Lutz shuts down Carey
BUCYRUS – On Sunday in the major leagues, the Chicago White Sox suited up in their 1980s-style uniforms. White Sox lefty Chris Sale was nearly unhittable, tossing a one-hit shutout against the Angels.
Monday in a Division III sectional semifinal in Bucyrus, the host Redmen donned similar uniforms and got a similar result. Another lefthander hurler, Austin Lutz, tossed a gem to lead his team to victory.
There was no 95-mile-per-hour fastball, but Lutz handcuffed Carey hitters all afternoon. When it was all said and done, Lutz threw a two-hit shutout – where only one of those hits left the infield – in a 7-0 Bucyrus victory.
“I didn’t see 95 with a change-up that can tear up those lefties, but he was our Chris Sale tonight,” Bucyrus coach Jeff Fisher said. “He was our player of the game.”
Austin Tschanen had a bunt single in the third inning and Dylan Musgrave laced a single to left in the seventh. But that was all the offense Carey could muster against Lutz.
“He did a good job of changing speeds and we just didn’t hit the ball very hard, and wasn’t very aggressive at the plate,” Carey coach Joey Roark.
Bucyrus wasn’t raking the ball all over the yard either, only managing three hits on the day, but some Carey defensive lapses, coupled with eight walks allowed by Blue Devil pitching, were costly in ending the Blue Devils’ tournament run.
The Redmen took a 1-0 lead in the bottom of the first when Preston Ford reached on an error and eventually came around to score off a wild pitch.
The score remained the same into the third inning when Carey starter Matt Holsinger struggled to find the strike zone. The first four batters of the inning walked allowing for one run. Holsinger came back to strike out Cole Hollis, then nearly got himself out of the jam by getting Levi Wendling to ground back up the middle for a possible double play. But the Blue Devil defense couldn’t make the play and the third Redmen run crossed the plate.

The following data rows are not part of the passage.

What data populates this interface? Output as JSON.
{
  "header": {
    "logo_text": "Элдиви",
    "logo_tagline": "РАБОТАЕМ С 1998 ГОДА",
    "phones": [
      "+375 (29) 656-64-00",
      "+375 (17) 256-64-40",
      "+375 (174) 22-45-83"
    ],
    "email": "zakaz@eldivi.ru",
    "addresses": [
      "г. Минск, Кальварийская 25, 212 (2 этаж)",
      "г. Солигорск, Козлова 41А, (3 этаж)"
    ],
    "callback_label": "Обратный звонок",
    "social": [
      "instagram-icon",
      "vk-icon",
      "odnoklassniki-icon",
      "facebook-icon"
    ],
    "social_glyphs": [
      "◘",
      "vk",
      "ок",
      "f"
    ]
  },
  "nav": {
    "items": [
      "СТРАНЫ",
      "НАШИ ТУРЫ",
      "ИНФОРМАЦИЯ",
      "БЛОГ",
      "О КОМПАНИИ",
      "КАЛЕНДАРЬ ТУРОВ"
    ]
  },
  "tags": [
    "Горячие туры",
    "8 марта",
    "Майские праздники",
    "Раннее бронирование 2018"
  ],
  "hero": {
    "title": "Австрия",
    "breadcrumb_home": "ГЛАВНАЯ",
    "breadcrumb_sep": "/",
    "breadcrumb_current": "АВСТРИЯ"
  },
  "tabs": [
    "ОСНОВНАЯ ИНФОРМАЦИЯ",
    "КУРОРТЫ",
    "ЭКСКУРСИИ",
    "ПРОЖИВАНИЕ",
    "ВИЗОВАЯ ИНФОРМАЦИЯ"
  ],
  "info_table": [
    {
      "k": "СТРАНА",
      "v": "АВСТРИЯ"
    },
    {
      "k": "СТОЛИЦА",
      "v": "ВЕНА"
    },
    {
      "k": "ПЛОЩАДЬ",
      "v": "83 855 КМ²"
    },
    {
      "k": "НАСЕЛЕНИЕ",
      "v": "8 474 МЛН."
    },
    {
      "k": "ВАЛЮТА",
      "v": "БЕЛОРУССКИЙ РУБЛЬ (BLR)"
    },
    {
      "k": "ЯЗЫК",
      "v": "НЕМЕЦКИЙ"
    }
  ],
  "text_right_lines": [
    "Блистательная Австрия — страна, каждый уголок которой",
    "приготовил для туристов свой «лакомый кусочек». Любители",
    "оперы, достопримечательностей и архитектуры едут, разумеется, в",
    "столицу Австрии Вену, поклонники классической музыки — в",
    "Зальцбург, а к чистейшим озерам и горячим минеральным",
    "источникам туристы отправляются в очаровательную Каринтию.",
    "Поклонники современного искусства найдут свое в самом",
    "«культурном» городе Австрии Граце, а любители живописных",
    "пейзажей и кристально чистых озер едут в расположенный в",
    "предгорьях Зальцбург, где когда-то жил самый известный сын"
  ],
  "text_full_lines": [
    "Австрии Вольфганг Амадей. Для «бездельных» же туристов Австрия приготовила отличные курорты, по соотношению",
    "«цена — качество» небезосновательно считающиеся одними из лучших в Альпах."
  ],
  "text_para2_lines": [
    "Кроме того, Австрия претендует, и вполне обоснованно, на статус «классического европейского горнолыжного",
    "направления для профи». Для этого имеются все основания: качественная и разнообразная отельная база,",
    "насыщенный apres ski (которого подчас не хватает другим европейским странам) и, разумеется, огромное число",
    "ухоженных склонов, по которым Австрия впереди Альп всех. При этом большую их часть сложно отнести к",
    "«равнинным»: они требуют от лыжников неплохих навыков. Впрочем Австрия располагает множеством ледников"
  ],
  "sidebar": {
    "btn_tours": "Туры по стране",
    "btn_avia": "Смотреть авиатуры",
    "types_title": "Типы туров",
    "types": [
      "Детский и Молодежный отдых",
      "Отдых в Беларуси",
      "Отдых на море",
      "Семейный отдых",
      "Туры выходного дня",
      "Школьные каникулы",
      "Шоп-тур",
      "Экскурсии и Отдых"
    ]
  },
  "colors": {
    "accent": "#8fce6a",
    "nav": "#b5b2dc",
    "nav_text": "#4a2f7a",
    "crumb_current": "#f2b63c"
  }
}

Bucyrus scored two more that inning off a fielder’s choice and another-bases loaded walk to open up a 5-0 lead.
“That’s kind’ve been us all year, we not very good defensively,” Roark said. “Someone needs to step up and make a play and help the pitcher out when he’s struggling. Just haven’t done it all year. … When you only give up three or four hits, you can’t give up seven runs. That’s been us all year; can’t throw strikes.”
Prior to that, Carey had its own chance to break the game open in the top half of the inning.
Carey loaded the bases with one out off a pair of walks and Tschanen’s bunt single. But a strikeout and a fly ball to center ended the threat.
“We’re down 1-0 there in the top of the third, had bases loaded, one out and had a guy strike out, and that’s a killer.” Roark said. “You got to put the bat on the ball in that situation and we didn’t; could’ve had a big inning. After that, that was pretty much it. We only got a couple hits. Guys hit the ball, we only had four strikeouts I believe. They hit the ball, but it wasn’t very hard and it was right at somebody.”
Fisher credited his senior for working himself out of trouble, and the defense behind him for coming up with plays.
“Austin is a guy that you look at the stat sheet, that is about 50-50 strikeouts to walks and he’s got some wildness in him at times,” Fisher said. “I thought defensively, if he just puts the ball in play, pitch to contact, then good things will happen. And he did that. He kind of found his command a little bit and was able to work out of it.”
Carey never posed a serious threat to Lutz again. Only one more runner reached as far as second base and that came in the seventh inning. Bucyrus meanwhile pushed across two more in the sixth for the final margin.
Bucyrus (8-12) moves on to face top-seeded and No. 3 state ranked Ontario in the sectional finals. Carey (5-15) ends its tournament run but still has five games remaining on its schedule.